I'm driving my two kids home from school when, apropos of nothing, B-Man says, "Sometimes when I get worried, the top of my head gets hot."
At the risk of shutting down this rare glimpse into my 9-year-old's inner workings, I respond in a hope-it-doesn't-sound-as-fake-as-it-feels nonchalant tone, "Huh. That's interesting. Like, can you give me an example?"
"Like at school I heard a kid say someone had done something wrong, and I knew it was me who did it, but no one else knew, and my head got hot."
"So, you felt embarrassed?" I clarify.
"Kind of. More like embarrassed and scared," he says, looking out the window at the homes we're passing.
"Hmm," I say, swallowing hard the scroll of questions that wants to unfurl off my tongue.
"And I don't want to tell you what I did," B-Man preempts me, "because then you'll, like, want to talk about it forever."
Too true. "OK," I say, deciding to table this one until Mr. Ears, a.k.a. little brother K-Bird, isn't sitting nearby, recording every word.
A couple of hours later, while B-Man and I are sitting at the kitchen counter, sharing a plate of sliced apples and semi-privately chatting, I broach the topic: "So, if I promise not to talk about it forever, will you tell me what you did?"
"No," he says with a half-smile.
"You can trust me," I say, hoping I'm right. "And you won't get in trouble, because clearly you already know that what you did didn't feel good, so I know you won't do it again. I'll just be proud of you for telling me what happened."
Full smile. "OK," B-Man says. He leans forward and whispers in my ear, "When we were writing '-ay' words on our spelling boards today, someone wrote 'gay' and circled it as their favorite word. But someone else said 'gay' was a bad word. But it isn't, right?"
Never mind the opaque "someones." Behold: The heart of the issue has emerged.
"Have you ever heard the word 'gay' used as a bad word?" I ask.
"No!" B-Man shakes his head, adamant.
Really? I wonder. Come to think of it, in the past 10 years I've heard the word "gay" used in its negative slang form only twice, and neither instance happened on our elementary school campus.
So I introduce B-Man to the concept. We talk about how he already knows that "gay" means happy, and how he already knows that "gay" means a man who loves a man, or a woman who loves a woman, like Mom and Mama do. And then we talk about the other "gay," the one that people use in a mean way.
"Sometimes people use the word 'gay' like you would use the word 'stupid,'" I explain.
B-Man looks at me like I have two heads. "That's weird."
"Right?" I say. "Like if someone were talking about a movie they didn't like, instead of saying, 'That movie is so stupid,' they might say, 'That movie is so gay.'"

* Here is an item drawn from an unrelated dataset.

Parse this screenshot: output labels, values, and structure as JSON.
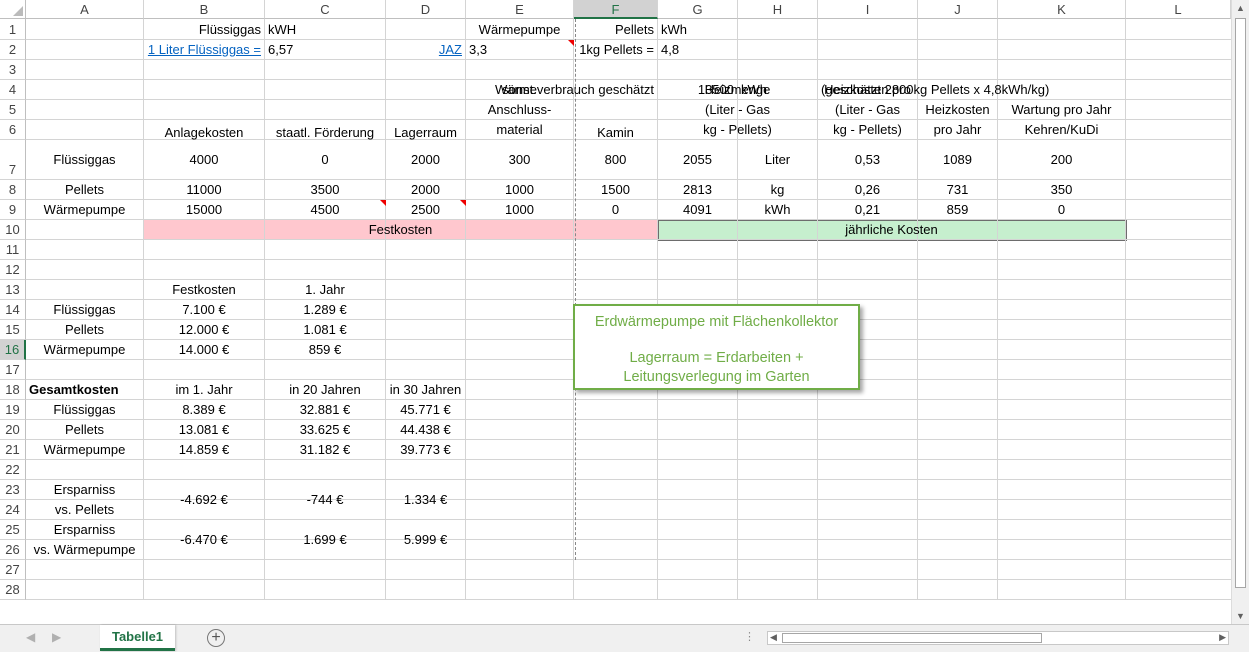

He furrows his brow. "That doesn't make any sense."
"I know," I agree. "And if you think about it, it could hurt people's feelings, right? Like if we all decided that we'd use the word 'B-Man' instead of the word 'stupid,' you probably wouldn't like that."
"So I think that's what your classmate might have meant about 'gay' being a bad word. If it's used in a mean way, it's a bad word. But it sounds like you've never heard it used in a mean way?"
"Never. Like last year, when I had that 'I support gay marriage' sticker on my composition book, and another kid read it, he didn't say it was a bad word."
"Because it wasn't used in a mean way," I offer.
"No, it wasn't," B-Man says.
I reach over and rub his back. "So you don't need to feel worried about using the word 'gay,' because you're not using it in a mean way."
"OK," he nods.
I give his shoulder a squeeze. "And thanks for telling me."
He nods again, looking down at our slowly browning apple slices, visibly retracting into the private vault that is his brain.
"So, did I talk forever about it?" I nudge.
"No. Well, kind of," B-Man shrugs, "but not in the way I thought you would."